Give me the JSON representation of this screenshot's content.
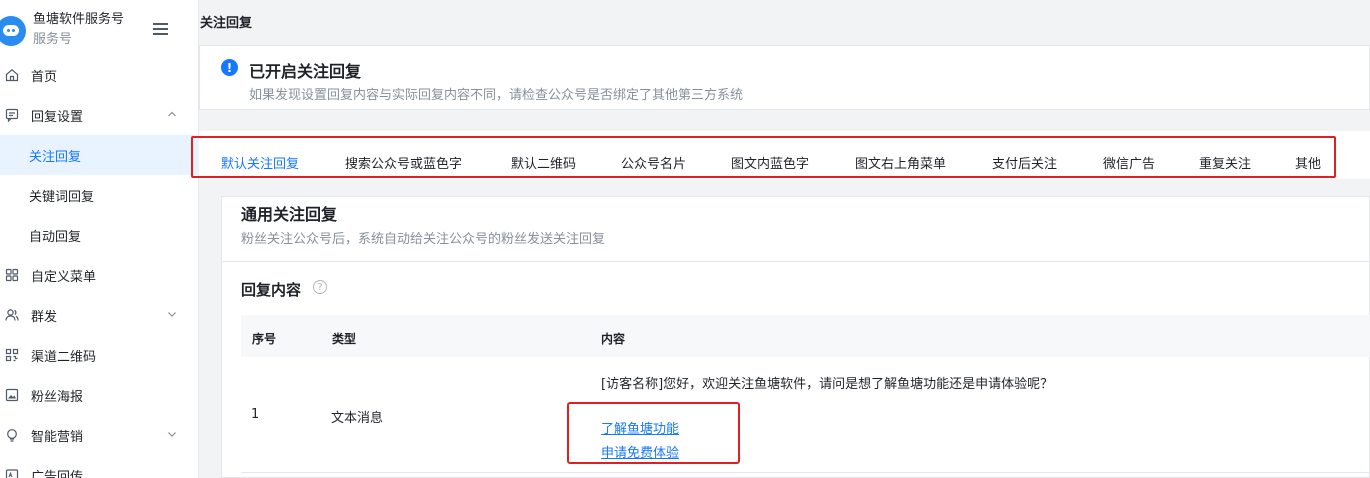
{
  "brand": {
    "name": "鱼塘软件服务号",
    "type": "服务号"
  },
  "header": {
    "title": "关注回复"
  },
  "sidebar": {
    "items": [
      {
        "label": "首页",
        "icon": "home-icon"
      },
      {
        "label": "回复设置",
        "icon": "message-icon",
        "expanded": true
      },
      {
        "label": "关注回复",
        "active": true
      },
      {
        "label": "关键词回复"
      },
      {
        "label": "自动回复"
      },
      {
        "label": "自定义菜单",
        "icon": "grid-icon"
      },
      {
        "label": "群发",
        "icon": "users-icon"
      },
      {
        "label": "渠道二维码",
        "icon": "qrcode-icon"
      },
      {
        "label": "粉丝海报",
        "icon": "poster-icon"
      },
      {
        "label": "智能营销",
        "icon": "bulb-icon"
      },
      {
        "label": "广告回传",
        "icon": "ad-icon"
      }
    ]
  },
  "notice": {
    "title": "已开启关注回复",
    "desc": "如果发现设置回复内容与实际回复内容不同，请检查公众号是否绑定了其他第三方系统"
  },
  "tabs": [
    {
      "label": "默认关注回复",
      "active": true
    },
    {
      "label": "搜索公众号或蓝色字"
    },
    {
      "label": "默认二维码"
    },
    {
      "label": "公众号名片"
    },
    {
      "label": "图文内蓝色字"
    },
    {
      "label": "图文右上角菜单"
    },
    {
      "label": "支付后关注"
    },
    {
      "label": "微信广告"
    },
    {
      "label": "重复关注"
    },
    {
      "label": "其他"
    }
  ],
  "section": {
    "title": "通用关注回复",
    "desc": "粉丝关注公众号后，系统自动给关注公众号的粉丝发送关注回复",
    "reply_title": "回复内容"
  },
  "table": {
    "headers": [
      "序号",
      "类型",
      "内容"
    ],
    "rows": [
      {
        "index": "1",
        "type": "文本消息",
        "message": "[访客名称]您好，欢迎关注鱼塘软件，请问是想了解鱼塘功能还是申请体验呢？",
        "links": [
          "了解鱼塘功能",
          "申请免费体验"
        ]
      }
    ]
  },
  "colors": {
    "accent": "#1677ff",
    "annotation": "#e02020",
    "active_bg": "#e8f3ff"
  }
}
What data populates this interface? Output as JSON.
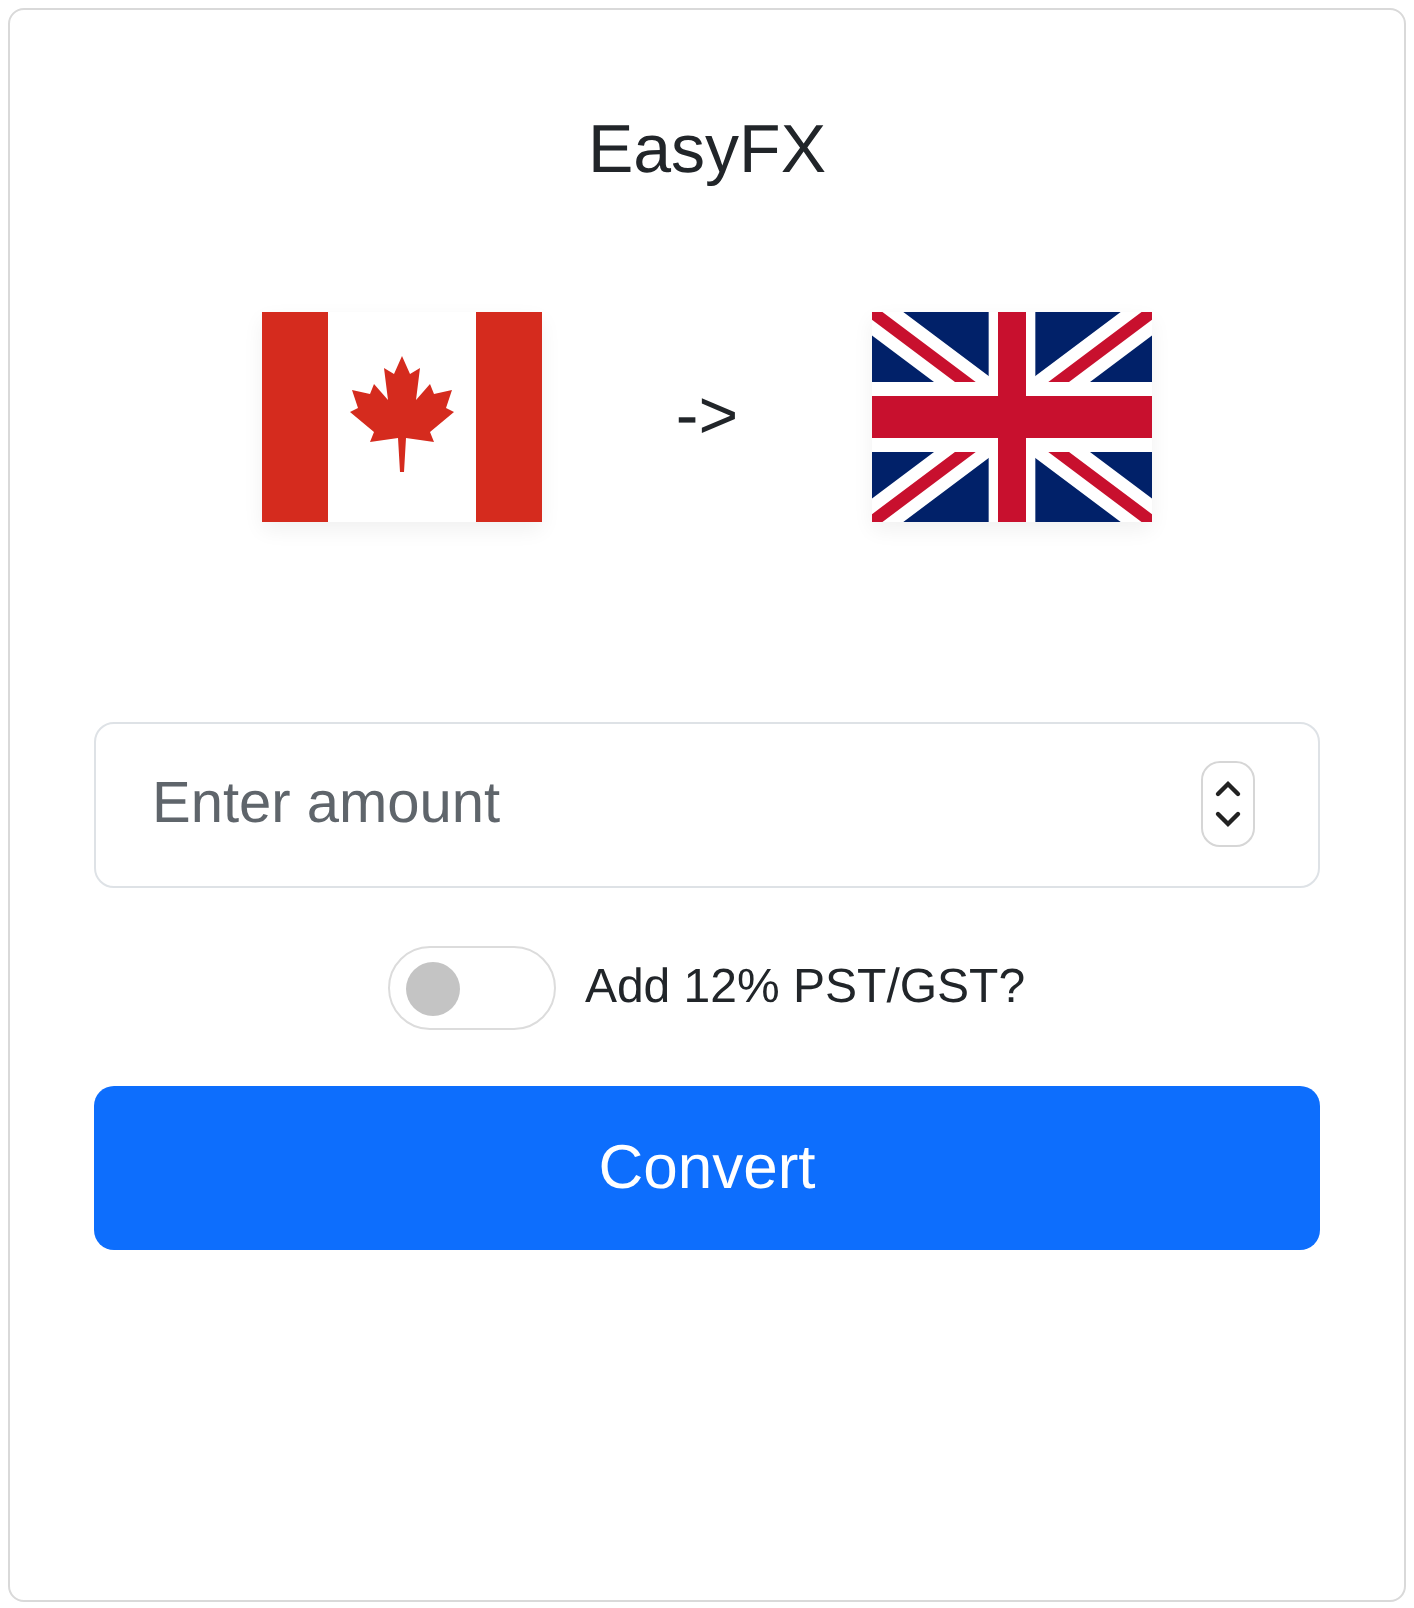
{
  "title": "EasyFX",
  "arrow": "->",
  "amount_field": {
    "placeholder": "Enter amount"
  },
  "tax_toggle": {
    "label": "Add 12% PST/GST?",
    "on": false
  },
  "convert_button": {
    "label": "Convert"
  }
}
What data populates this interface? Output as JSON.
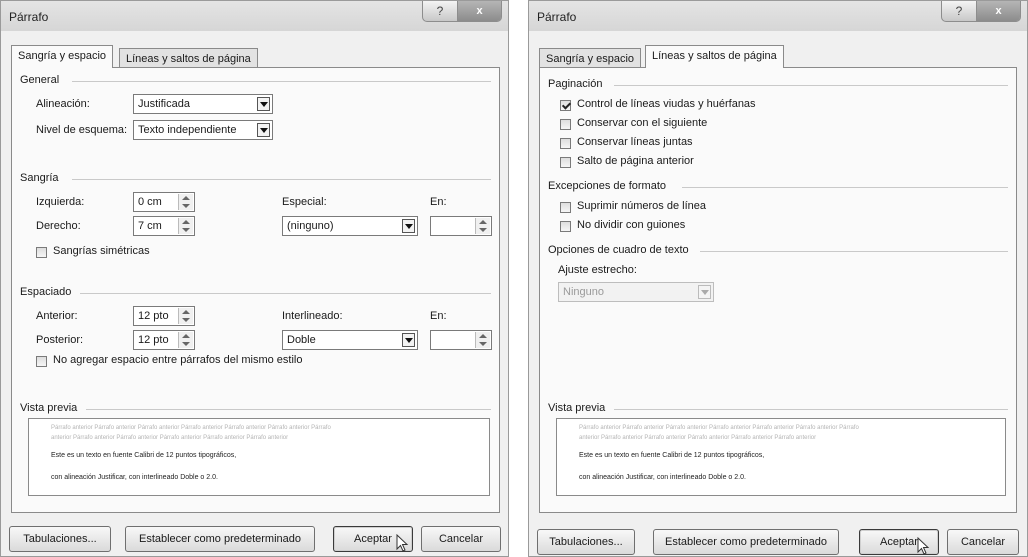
{
  "dialog_left": {
    "title": "Párrafo",
    "help_glyph": "?",
    "close_glyph": "x",
    "tabs": [
      "Sangría y espacio",
      "Líneas y saltos de página"
    ],
    "general": {
      "header": "General",
      "alignment_label": "Alineación:",
      "alignment_value": "Justificada",
      "outline_label": "Nivel de esquema:",
      "outline_value": "Texto independiente"
    },
    "indent": {
      "header": "Sangría",
      "left_label": "Izquierda:",
      "left_value": "0 cm",
      "right_label": "Derecho:",
      "right_value": "7 cm",
      "special_label": "Especial:",
      "special_value": "(ninguno)",
      "by_label": "En:",
      "by_value": "",
      "mirror_label": "Sangrías simétricas",
      "mirror_checked": false
    },
    "spacing": {
      "header": "Espaciado",
      "before_label": "Anterior:",
      "before_value": "12 pto",
      "after_label": "Posterior:",
      "after_value": "12 pto",
      "line_label": "Interlineado:",
      "line_value": "Doble",
      "at_label": "En:",
      "at_value": "",
      "no_space_label": "No agregar espacio entre párrafos del mismo estilo",
      "no_space_checked": false
    },
    "preview": {
      "header": "Vista previa",
      "faint_line1": "Párrafo anterior Párrafo anterior Párrafo anterior Párrafo anterior Párrafo anterior Párrafo anterior Párrafo",
      "faint_line2": "anterior Párrafo anterior Párrafo anterior Párrafo anterior Párrafo anterior Párrafo anterior",
      "text_line1": "Este es un texto en fuente Calibri de 12 puntos tipográficos,",
      "text_line2": "con alineación Justificar, con interlineado Doble o 2.0."
    },
    "buttons": {
      "tabs": "Tabulaciones...",
      "default": "Establecer como predeterminado",
      "ok": "Aceptar",
      "cancel": "Cancelar"
    }
  },
  "dialog_right": {
    "title": "Párrafo",
    "help_glyph": "?",
    "close_glyph": "x",
    "tabs": [
      "Sangría y espacio",
      "Líneas y saltos de página"
    ],
    "pagination": {
      "header": "Paginación",
      "items": [
        {
          "label": "Control de líneas viudas y huérfanas",
          "checked": true
        },
        {
          "label": "Conservar con el siguiente",
          "checked": false
        },
        {
          "label": "Conservar líneas juntas",
          "checked": false
        },
        {
          "label": "Salto de página anterior",
          "checked": false
        }
      ]
    },
    "exceptions": {
      "header": "Excepciones de formato",
      "items": [
        {
          "label": "Suprimir números de línea",
          "checked": false
        },
        {
          "label": "No dividir con guiones",
          "checked": false
        }
      ]
    },
    "textbox": {
      "header": "Opciones de cuadro de texto",
      "fit_label": "Ajuste estrecho:",
      "fit_value": "Ninguno"
    },
    "preview": {
      "header": "Vista previa",
      "faint_line1": "Párrafo anterior Párrafo anterior Párrafo anterior Párrafo anterior Párrafo anterior Párrafo anterior Párrafo",
      "faint_line2": "anterior Párrafo anterior Párrafo anterior Párrafo anterior Párrafo anterior Párrafo anterior",
      "text_line1": "Este es un texto en fuente Calibri de 12 puntos tipográficos,",
      "text_line2": "con alineación Justificar, con interlineado Doble o 2.0."
    },
    "buttons": {
      "tabs": "Tabulaciones...",
      "default": "Establecer como predeterminado",
      "ok": "Aceptar",
      "cancel": "Cancelar"
    }
  }
}
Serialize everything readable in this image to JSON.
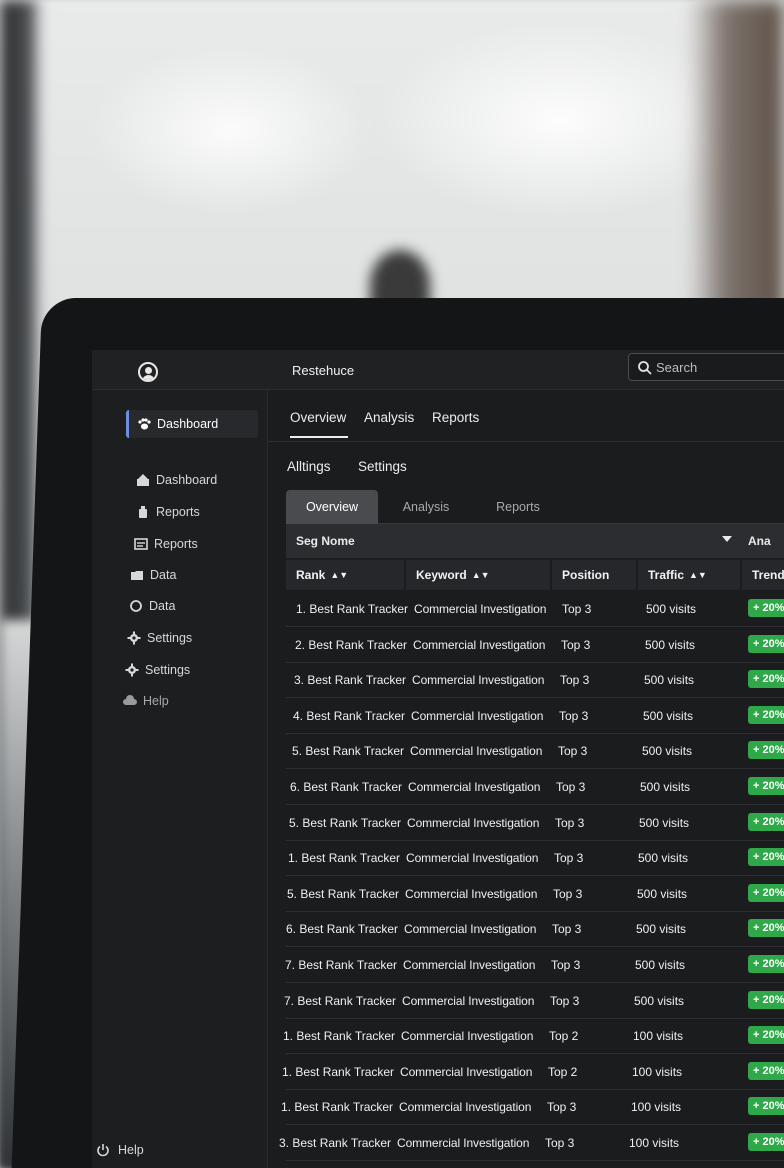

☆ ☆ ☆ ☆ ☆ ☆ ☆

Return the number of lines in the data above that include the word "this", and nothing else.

4